Ron Howard and Brian Grazier have been business partners and friends since the early 1980s, and they are a formidable team in the world of entertainment. Almost all their movies have been critically acclaimed, and made huge profits. However, whenever they decide to present a biopic, of any sort, it is a foregone conclusion that it will be not only a success, but a cult classic. The recently released Rush has a long way to go before it can be considered a profitable movie, but of this you can be certain - it is not a film that you will forget easily, whether you understand Formula racing or not.
Rush is based on the real-life rivalry between celebrity car racers Niki Lauda and James Hunt. August 1, 1976, is the day that changed Niki Lauda's (Daniel Br?hl) life. He is at the German Grand Prix, and nothing fuels ambition more than competition. As he sizes up his fiercest rival James Hunt (Chris Hemsworth), he decides to be reckless and drive without thinking, like the latter.
The race ends with him in hospital, badly burned and with damaged lungs, while Hunt wins the event. This places Hunt closer to the Championship title that Lauda currently holds.
Now, cut to 1970. Rumoured to be good friends off the circuit and once roommates (a point not mentioned in the movie), Hunt and Lauda first lay eyes on each other at a Formula Three race. Hunt is a playboy, out to prove a point. His British parents disapprove of his choice in career, but he is confident that life in the fast lane is the only way to live.
Alcohol, women and drugs flow through his system like water - necessary, but never ruling him. His bohemian lifestyle is reflected in the way he drives, eager to make it to the Formula One league.
Lauda is more calculating. His Austrian father threatens to disown him if he insists on racing. Lauda calmly takes a loan, and buys his way into a team that will take him closer to the same league that Hunt is aiming at.
He is analytical and calm, and becomes difficult to ignore as a potential Formula One driver. As the two young men become more ambitious, their rivalry grows, and they become celebrities.
Back in 1976, Hunt, taking advantage of Lauda's absence, inches closer to the coveted title. What he does not expect is for Lauda to return to the Circuit within record time, battling to hold on to his title. The big day arrives, at the Japanese Grand Prix, as fans and media wait with bated breath for the outcome of this faceoff of sorts.
The lives of celebrity sportspeople are always dramatic, so a story that can be made into a movie is not an issue. Peter Morgan, the screenplay writer, takes all the high points that occur in the lives of Hunt and Lauda, and gives us a movie that is never short of adrenaline.
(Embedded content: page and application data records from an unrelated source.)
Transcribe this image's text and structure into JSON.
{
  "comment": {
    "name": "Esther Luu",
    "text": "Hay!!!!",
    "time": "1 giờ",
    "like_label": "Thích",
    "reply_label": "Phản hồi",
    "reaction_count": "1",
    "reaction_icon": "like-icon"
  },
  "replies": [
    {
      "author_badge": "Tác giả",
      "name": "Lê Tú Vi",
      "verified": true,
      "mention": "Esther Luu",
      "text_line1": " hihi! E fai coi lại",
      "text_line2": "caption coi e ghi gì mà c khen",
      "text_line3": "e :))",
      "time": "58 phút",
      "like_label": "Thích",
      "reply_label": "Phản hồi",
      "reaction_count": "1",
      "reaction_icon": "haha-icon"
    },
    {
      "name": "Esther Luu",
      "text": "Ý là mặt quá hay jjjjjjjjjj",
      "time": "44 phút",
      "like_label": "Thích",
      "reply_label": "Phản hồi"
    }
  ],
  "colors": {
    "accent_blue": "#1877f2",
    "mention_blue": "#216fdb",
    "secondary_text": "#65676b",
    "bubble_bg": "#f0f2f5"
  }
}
While Hunt is portrayed as a more colourful character, Lauda is depicted as a bit of an enigma, so arrogant that he is likeable. Hunt is brash, Lauda is practical. Most of the story is told from Lauda's point of view - he has a reluctant respect for Hunt, but is confident that he himself is a better driver than the Briton.
Both the characters have a love interest each, and, pretty predictably, Hunt divorces his wife less than two years after their marriage, while Lauda marries the only woman he loves.
Hunt is the party boy, the team player, while Lauda is a loner who goes home to bed early. Their contrasting lifestyles, though not shown explicitly, is the basis of their need to compete with each other, but soon they both realise that they are not so different after all.
For the non-F1 fan, the movie may seem like a series of races with not too much emotional drama in between to break the monotony, but it makes a point - all the drama, the emotions and the lives of Lauda and Hunt revolve around racing, and other aspects of their existence are not important enough. It is
, after all, a sports movie.
The lead actors are the reason that this may turn out to be one of the most memorable sports biopics ever made. Chris Hemsworth, so much better without the Thor
costume, is a revelation. He plays the debonair and charming, yet wild, James Hunt with an ease that will surprise you. His eyes speak volumes, and this may be his best work now, and in the future. Who knew that the on-screen Thor could be so intense in another role?
As for Daniel Br?hl, who plays the devoted son in Good Bye Lenin! - he becomes the cynical Lauda, the underdog whom you immediately relate to, and his aspirations become yours. When his common sense takes over and he becomes more interested in other hobbies, you breathe a sigh of relief, because, against all odds, you want Lauda to be the one who walks away with minimum pain. Br?hl delivers that man to you, without flinching.
Olivia Wilde and Alexandria Maria Lara play their roles with finesse, as do the other supporting cast members.
This is also a period movie, and the production and costume design are almost perfect. The cinematography gets a little gimmicky at times - it could have been grittier and slightly imperfect, to give you a feel of the 1970s. The music, by Hans Zimmer, is apt. Although the story does not move chronologically, the editing is not complicated, making it an easy movie to understand.
Today, the real James Hunt is no longer alive, and Niki Lauda is an author. One is never sure how these celebrities react when they see portions of their lives enacted on the big screen, but these two friends and foes will be glad to learn that Rush makes the audience respect the passion and love that they had for their sport. Watch Rush even if you dislike fast cars in general and F1 in particular.